Normally you may leave the number of temporary tables set to the default established at installation. You may need to change this setting for optimal performance, depending on various aspects of your implementation, including account transaction volumes, benchmark numbers for the current hardware and database platform, as well as your service-level requirements.

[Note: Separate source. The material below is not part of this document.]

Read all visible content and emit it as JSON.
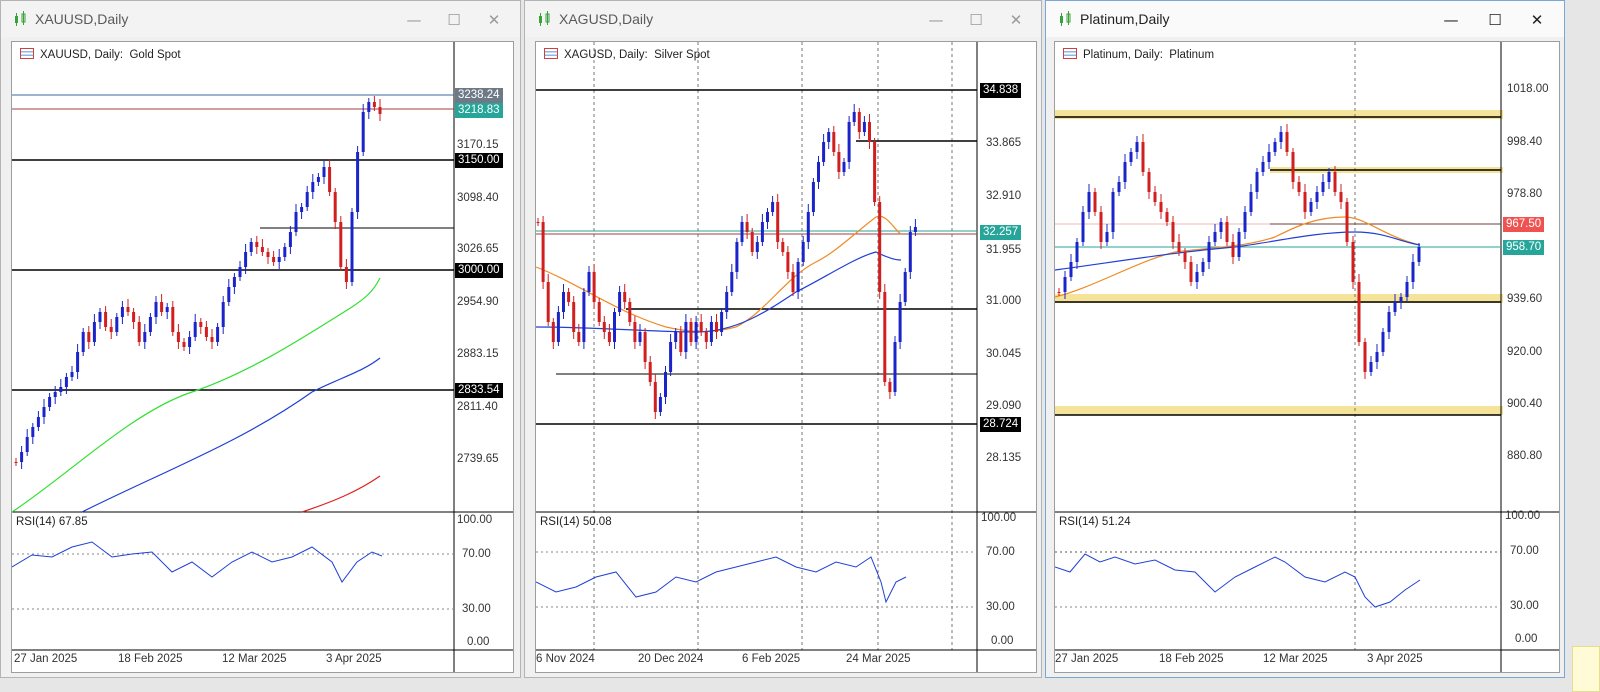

Use the following procedure if you need to adjust the number of temporary tables to improve performance in your implementation.

To set the number of temporary tables:

  1. Select select PeopleTools, then select Utilities, then select Administration, then select PeopleTools Options.

  2. Set the Temp Table Instances (Total) and Temp Table Instances (Online) fields to the desired settings.

    Note: Temp Table Instances (Total) should always be set to the same values as Temp Table Instances (Online), unless you have been instructed otherwise in the application documentation.

  3. Scroll to the bottom of the page and select the Save icon to save the newly edited PeopleTools options.

    Note: The total number of instance generated consists of the allocations specified on the PeopleTools Options panel plus the allocations specified on each individual Application Engine program. (To modify these allocations, open an Application Engine program in Application Designer, open the Properties dialog box for the object, and click the Temporary Tables tab.)

  4. Recreate all temp tables in your database.

    See PeopleTools 8.53 Installation for DB2 for z/OS: “Creating a Database”.

    Warning! If you change the number of online temporary table instances as described above, it is critical that you recreate all temporary tables in your database, particularly if you are increasing the number of instances. The parameter above is global to all temporary tables and is used by all on-line processes to determine the number of temporary table instances that should be available to a given process. If you don't recreate all temporary tables, a process may try to use an instance that has not been created on the database, and will subsequently fail.